Dawn of the Dad
In the world of parenting media, mothers rule. Dads are an afterthought.
Consider the home page of Parenting magazine. Readers can click on pregnancy, baby, child, mom, and buying guides. Once a year, dad gets a blurb to mark Father's Day.
"Pregnancy and baby magazines still pretty much ignore men or treat them as obstacles for women to overcome," says New York blogger Greg Allen, who writes the blog Daddytypes.com. "Women are still the overwhelming focus of the 'baby industrial complex's' marketing and design efforts."
Allen is one of a growing number of bloggers and podcasters who have bridged a small part of the gap. Some focus on parenting gadgets--top-of-the-line strollers, home planetariums and family-friendly hotels. Others dive right into emotional terrain such as first steps, bedtime reading--the kind of comments, joked London Daily Telegraph's Tom Leonard, that "they previously had to hide from polite society." They may be men but don't underestimate the gooeyness to which they can stoop."
The paternal scribes include:

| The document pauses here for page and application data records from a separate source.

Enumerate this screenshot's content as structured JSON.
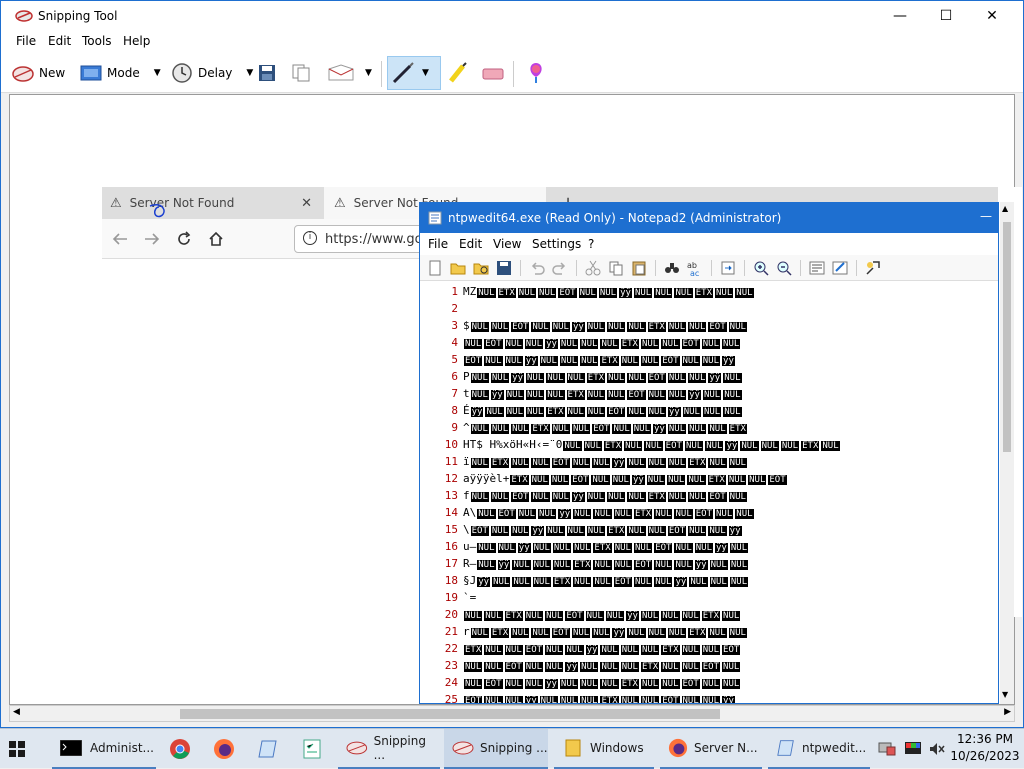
{
  "snipping_tool": {
    "title": "Snipping Tool",
    "menu": [
      "File",
      "Edit",
      "Tools",
      "Help"
    ],
    "toolbar": {
      "new": "New",
      "mode": "Mode",
      "delay": "Delay"
    }
  },
  "browser": {
    "tab1": "Server Not Found",
    "tab2": "Server Not Found",
    "url": "https://www.go"
  },
  "notepad": {
    "title": "ntpwedit64.exe (Read Only) - Notepad2 (Administrator)",
    "menu": [
      "File",
      "Edit",
      "View",
      "Settings",
      "?"
    ],
    "lines": [
      {
        "n": "1",
        "t": "MZ"
      },
      {
        "n": "2",
        "t": ""
      },
      {
        "n": "3",
        "t": "$"
      },
      {
        "n": "4",
        "t": ""
      },
      {
        "n": "5",
        "t": ""
      },
      {
        "n": "6",
        "t": "P"
      },
      {
        "n": "7",
        "t": "t"
      },
      {
        "n": "8",
        "t": "É"
      },
      {
        "n": "9",
        "t": " ^"
      },
      {
        "n": "10",
        "t": "HT$ H%xöH«H‹=¨0"
      },
      {
        "n": "11",
        "t": "ï"
      },
      {
        "n": "12",
        "t": "aÿÿÿèl+"
      },
      {
        "n": "13",
        "t": "f"
      },
      {
        "n": "14",
        "t": "A\\"
      },
      {
        "n": "15",
        "t": "\\"
      },
      {
        "n": "16",
        "t": "u–"
      },
      {
        "n": "17",
        "t": "R–"
      },
      {
        "n": "18",
        "t": "§J"
      },
      {
        "n": "19",
        "t": "`="
      },
      {
        "n": "20",
        "t": ""
      },
      {
        "n": "21",
        "t": "r"
      },
      {
        "n": "22",
        "t": ""
      },
      {
        "n": "23",
        "t": ""
      },
      {
        "n": "24",
        "t": ""
      },
      {
        "n": "25",
        "t": ""
      }
    ]
  },
  "taskbar": {
    "items": [
      "Administ...",
      "Snipping ...",
      "Snipping ...",
      "Windows",
      "Server N...",
      "ntpwedit..."
    ],
    "time": "12:36 PM",
    "date": "10/26/2023"
  }
}
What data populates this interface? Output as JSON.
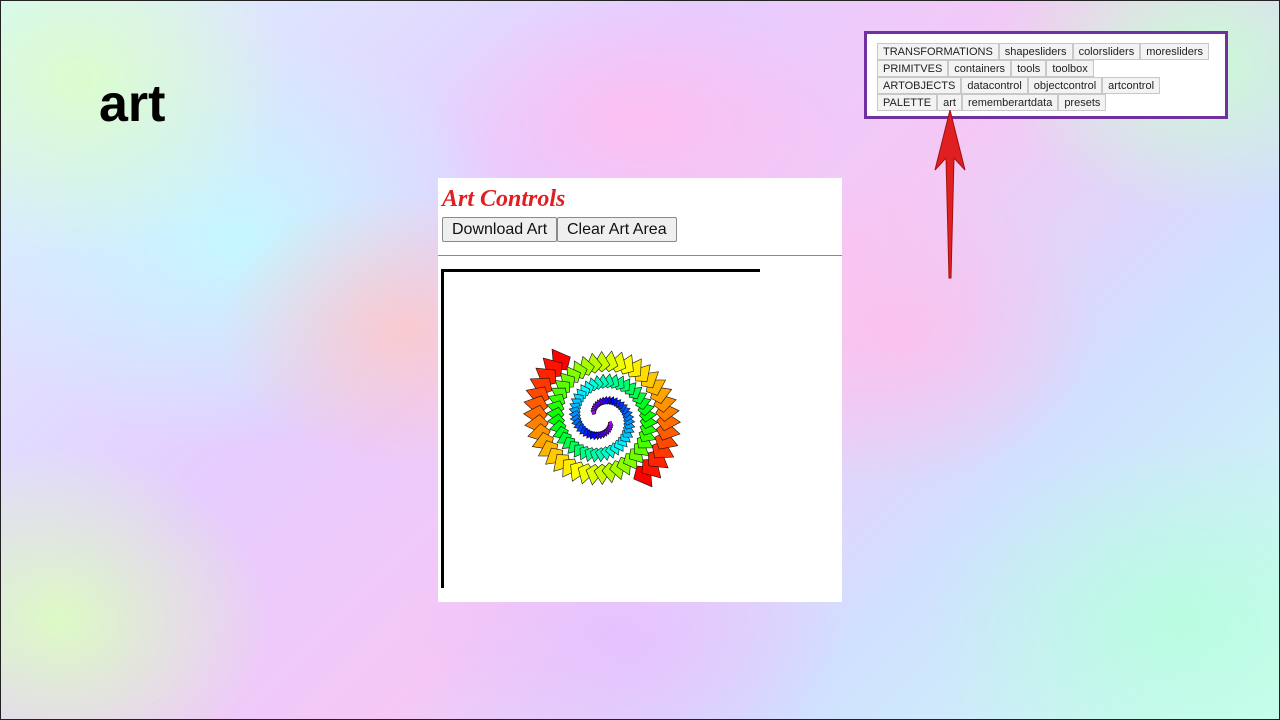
{
  "page": {
    "heading": "art"
  },
  "nav": {
    "rows": [
      [
        "TRANSFORMATIONS",
        "shapesliders",
        "colorsliders",
        "moresliders"
      ],
      [
        "PRIMITVES",
        "containers",
        "tools",
        "toolbox"
      ],
      [
        "ARTOBJECTS",
        "datacontrol",
        "objectcontrol",
        "artcontrol"
      ],
      [
        "PALETTE",
        "art",
        "rememberartdata",
        "presets"
      ]
    ],
    "border_color": "#7030a0",
    "highlighted_item": "art"
  },
  "arrow": {
    "color": "#e02020",
    "icon": "red-arrow-up-icon"
  },
  "controls": {
    "title": "Art Controls",
    "title_color": "#e02020",
    "download_label": "Download Art",
    "clear_label": "Clear Art Area"
  },
  "art": {
    "description_icon": "rainbow-spiral-artwork",
    "colors": [
      "#ff0000",
      "#ff7f00",
      "#ffff00",
      "#00ff00",
      "#00ffff",
      "#0000ff",
      "#8b00ff",
      "#ff00ff"
    ]
  }
}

* Allen, a self-employed filmmaker who once mapped out changing tables in men's rooms in New York. Allen writes about what he calls "dad-friendly" products, like high chairs without ruffles and diaper bags that don't look like purses.
When he started Daddytypes in 2003, he says in an e-mail interview, "almost immediately, I started hearing from other dads who were trying to do the same thing: find ways to get more involved with raising their kids."
He also tackles balancing work and family, an area where he feels fathers are underrepresented. "While it's cool now to be seen as a great, involved dad, it's still not acceptable--or professionally wise--to question your own career situation in public," Allen says.
* Laid-Off Dad, who took care of his son full-time after losing his job. He has since returned to work (he prefers to remain anonymous because of a blog-averse employer) but continues to blog about fatherhood. Laid-Off Dad's personal ramblings include playground stories, exchanges with Mrs. Laid-Off Dad, and the trials of "shin mange" caused by his son pulling himself up by dad's leg hairs.
"Good writing is good writing, whether you're a mom, or a dad, or medieval ichthyologist, or whatever," he wrote in an e-mail. "If anything, I think 'dad-blogs' are great for debunking the perception that fathers are clueless about or indifferent to raising children."
- A writer and photographer who goes by AJ of Thingamababy works from home in rural northern California. Like Daddytypes, Thingamababy focuses on toys and parenting gear, including helpful tips on building a birthday pinata that requires no swinging of blunt weapons to open.
Also on Thingamababy: A list of top ten oddest Playmobil characters, including the portable bathroom cleaners (complete with wheelbarrow), hazardous materials crew and safe crackers--"I want my daughter playing with two thieves who are breaking into a safe with a blow torch," AJ writes. "Yep. Who the hell is in Playmobil's focus groups?"